"We lived in California at the time, during the mid-1970s," he said. "Homeschooling was considered something that was very far out-the only people who were doing it were hippies. But in Texas at the same time, parents were going to jail for homeschooling their children."
Allison has seven children of his own, all homeschooled (five finished, two to go). He is a pastor at Crown and Covenant Reformed Presbyterian Church, and an electrical engineer, in Conroe, Texas. He also serves as a volunteer in Chalcedon's Extend The Reach program (ETR), representing Chalcedon at homeschooling conferences and other events in his part of Texas.
"After grad school, I always wanted to come back to Texas because of the homeschooling freedom there," he said. "We lived in Pennsylvania for a while, but moved because the homeschooling regulations there were onerous."

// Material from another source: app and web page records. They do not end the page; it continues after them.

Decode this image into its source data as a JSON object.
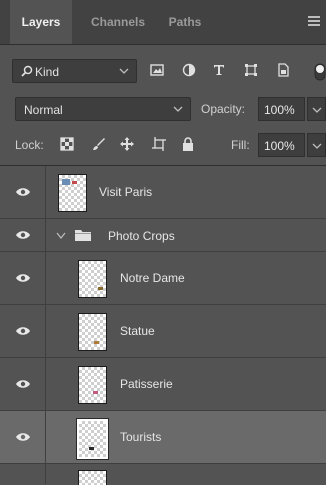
{
  "tabs": [
    {
      "label": "Layers",
      "active": true
    },
    {
      "label": "Channels",
      "active": false
    },
    {
      "label": "Paths",
      "active": false
    }
  ],
  "filter": {
    "kind_label": "Kind",
    "icons": [
      "image-filter-icon",
      "adjustment-filter-icon",
      "type-filter-icon",
      "shape-filter-icon",
      "smart-object-filter-icon"
    ]
  },
  "blend": {
    "mode": "Normal",
    "opacity_label": "Opacity:",
    "opacity_value": "100%"
  },
  "lock": {
    "label": "Lock:",
    "fill_label": "Fill:",
    "fill_value": "100%",
    "icons": [
      "lock-transparent-pixels-icon",
      "lock-image-pixels-icon",
      "lock-position-icon",
      "lock-artboard-icon",
      "lock-all-icon"
    ]
  },
  "layers": [
    {
      "name": "Visit Paris",
      "type": "layer",
      "selected": false
    },
    {
      "name": "Photo Crops",
      "type": "group",
      "expanded": true
    },
    {
      "name": "Notre Dame",
      "type": "layer",
      "selected": false
    },
    {
      "name": "Statue",
      "type": "layer",
      "selected": false
    },
    {
      "name": "Patisserie",
      "type": "layer",
      "selected": false
    },
    {
      "name": "Tourists",
      "type": "layer",
      "selected": true
    }
  ],
  "colors": {
    "panel_bg": "#535353",
    "tab_bar_bg": "#424242",
    "selected_row": "#6a6a6a",
    "field_bg": "#3e3e3e"
  }
}
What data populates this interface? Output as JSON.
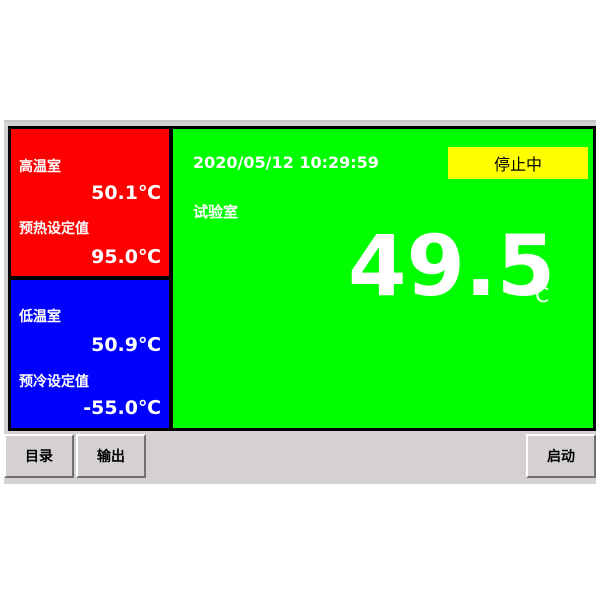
{
  "hot_chamber": {
    "label": "高温室",
    "temp": "50.1℃",
    "setpoint_label": "预热设定值",
    "setpoint": "95.0℃"
  },
  "cold_chamber": {
    "label": "低温室",
    "temp": "50.9℃",
    "setpoint_label": "预冷设定值",
    "setpoint": "-55.0℃"
  },
  "test_chamber": {
    "datetime": "2020/05/12 10:29:59",
    "status": "停止中",
    "label": "试验室",
    "temp": "49.5",
    "unit": "℃"
  },
  "toolbar": {
    "menu": "目录",
    "output": "输出",
    "start": "启动"
  },
  "colors": {
    "hot": "#ff0000",
    "cold": "#0000ff",
    "test": "#00ff00",
    "status_bg": "#ffff00"
  }
}
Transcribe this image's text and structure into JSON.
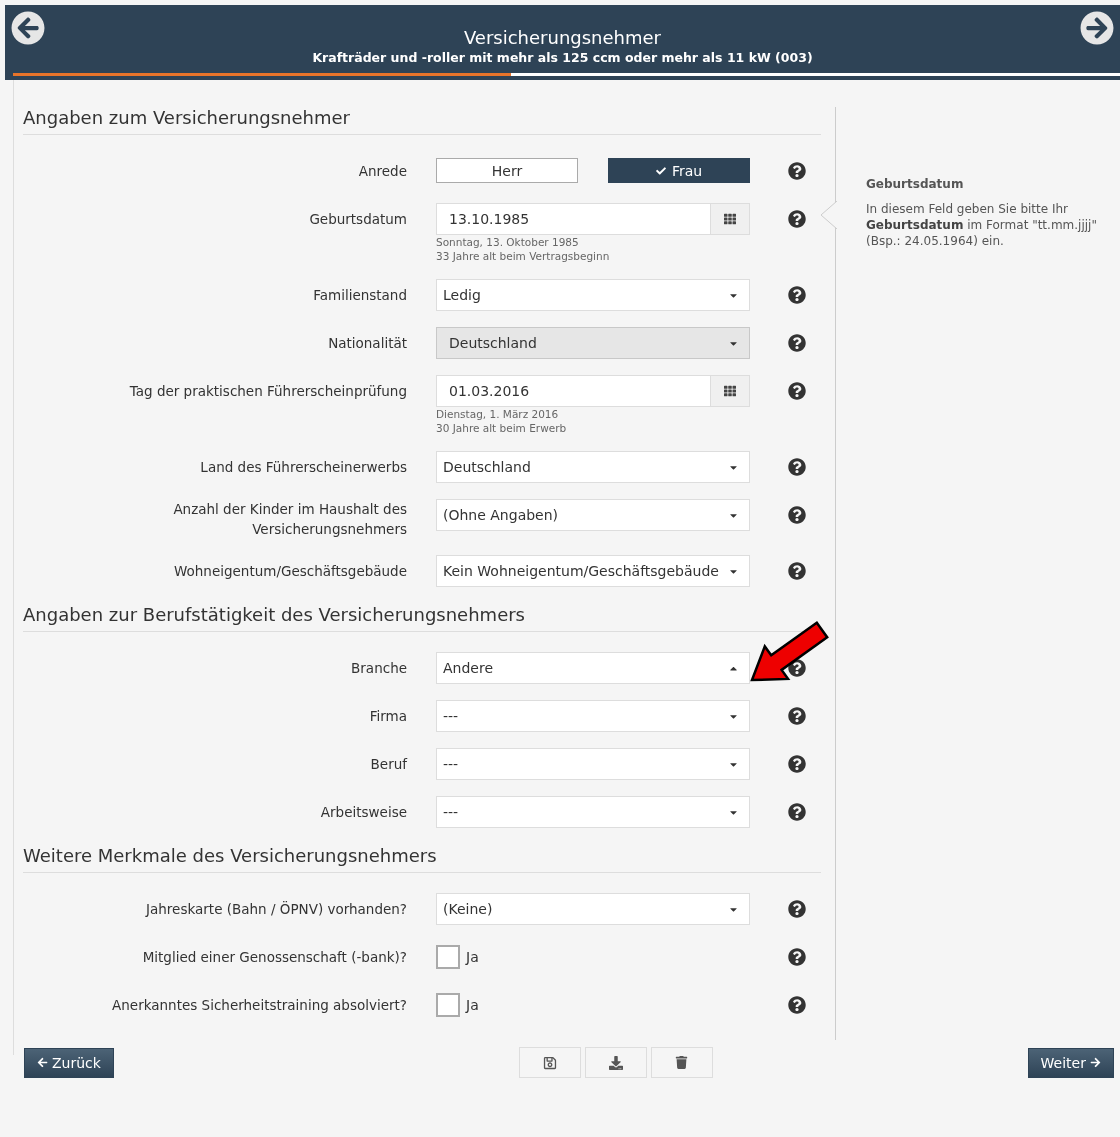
{
  "header": {
    "title": "Versicherungsnehmer",
    "subtitle": "Krafträder und -roller mit mehr als 125 ccm oder mehr als 11 kW (003)",
    "progress": {
      "level": 0.45
    }
  },
  "sections": [
    {
      "title": "Angaben zum Versicherungsnehmer",
      "fields": [
        {
          "kind": "toggle",
          "label": "Anrede",
          "options": [
            {
              "label": "Herr",
              "selected": false
            },
            {
              "label": "Frau",
              "selected": true
            }
          ]
        },
        {
          "kind": "date",
          "label": "Geburtsdatum",
          "value": "13.10.1985",
          "notes": [
            "Sonntag, 13. Oktober 1985",
            "33 Jahre alt beim Vertragsbeginn"
          ]
        },
        {
          "kind": "select",
          "label": "Familienstand",
          "value": "Ledig",
          "disabled": false,
          "expanded": false
        },
        {
          "kind": "select",
          "label": "Nationalität",
          "value": "Deutschland",
          "disabled": true,
          "expanded": false
        },
        {
          "kind": "date",
          "label": "Tag der praktischen Führerscheinprüfung",
          "value": "01.03.2016",
          "notes": [
            "Dienstag, 1. März 2016",
            "30 Jahre alt beim Erwerb"
          ]
        },
        {
          "kind": "select",
          "label": "Land des Führerscheinerwerbs",
          "value": "Deutschland",
          "disabled": false,
          "expanded": false
        },
        {
          "kind": "select",
          "label": "Anzahl der Kinder im Haushalt des Versicherungsnehmers",
          "value": "(Ohne Angaben)",
          "disabled": false,
          "expanded": false
        },
        {
          "kind": "select",
          "label": "Wohneigentum/Geschäftsgebäude",
          "value": "Kein Wohneigentum/Geschäftsgebäude",
          "disabled": false,
          "expanded": false
        }
      ]
    },
    {
      "title": "Angaben zur Berufstätigkeit des Versicherungsnehmers",
      "fields": [
        {
          "kind": "select",
          "label": "Branche",
          "value": "Andere",
          "disabled": false,
          "expanded": true
        },
        {
          "kind": "select",
          "label": "Firma",
          "value": "---",
          "disabled": false,
          "expanded": false
        },
        {
          "kind": "select",
          "label": "Beruf",
          "value": "---",
          "disabled": false,
          "expanded": false
        },
        {
          "kind": "select",
          "label": "Arbeitsweise",
          "value": "---",
          "disabled": false,
          "expanded": false
        }
      ]
    },
    {
      "title": "Weitere Merkmale des Versicherungsnehmers",
      "fields": [
        {
          "kind": "select",
          "label": "Jahreskarte (Bahn / ÖPNV) vorhanden?",
          "value": "(Keine)",
          "disabled": false,
          "expanded": false
        },
        {
          "kind": "checkbox",
          "label": "Mitglied einer Genossenschaft (-bank)?",
          "option": "Ja",
          "checked": false
        },
        {
          "kind": "checkbox",
          "label": "Anerkanntes Sicherheitstraining absolviert?",
          "option": "Ja",
          "checked": false
        }
      ]
    }
  ],
  "help_panel": {
    "title": "Geburtsdatum",
    "text": "In diesem Feld geben Sie bitte Ihr **Geburtsdatum** im Format \"tt.mm.jjjj\" (Bsp.: 24.05.1964) ein."
  },
  "footer": {
    "back": "Zurück",
    "next": "Weiter"
  }
}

Despite the Leeper case, he said, homeschooling still has its opponents. An Internet search along the lines of, say, "teachers against homeschooling," will yield many examples.[iii]
"They won't try, anymore, to outlaw homeschooling," Allison said. "They'll try to kill it by regulation, by increasing parents' expenses."
But homeschooling "is continuing to grow," said Shelby Sharpe, partly because "the public schools are abysmal."
"The challenge now is," Allison said, "that our success could be our downfall-because so many non-religious families are homeschooling now."
Rushdoony's version of Christian homeschooling as a long-term strategy for regenerating America's culture, church, business, and politics continues to inspire homeschooling families and Christian commentators. He had many miles to go, and many battles to fight, before he took the stand in Leeper.
"In the Leeper case," said Allison, "there was one thing Dr. Rushdoony told the court that was really important, and something that should be remember by homeschoolers today. He said that if you don't have the proper motivation in the family, no kind of education will work."
But thanks to the sacrifices made by homeschooling families twenty-five years ago and more, and the leadership of R. J. Rushdoony and many others, Christian homeschooling is still working today.
[i] All quotes by Shelby Sharpe are from his interview by Andrea Schwartz, http://chalcedon.edu/blog/2011/5/9/law-and-liberty-podcast-j-shelby-sharpe-remembers-rush/
[ii] The podcast of the Shelby Sharpe interview provides a link to the courtroom transcript of Dr. Rushdoony's entire testimony.
[iii] A notably obnoxious example of this is provided by "The case against homeschooling" by Jesse Scaccia on the Teacher, Revised website, http://teacherrevised.org/2009/05/30/the-case-against-homeschooling/ . Posted in 2009, the editors of the site recently added a disclaimer: "Please read, but take it with a grain of salt. TeacherRevised supports the right of any parent to homeschool their child." I think we might take that disclaimer as a victory of sorts.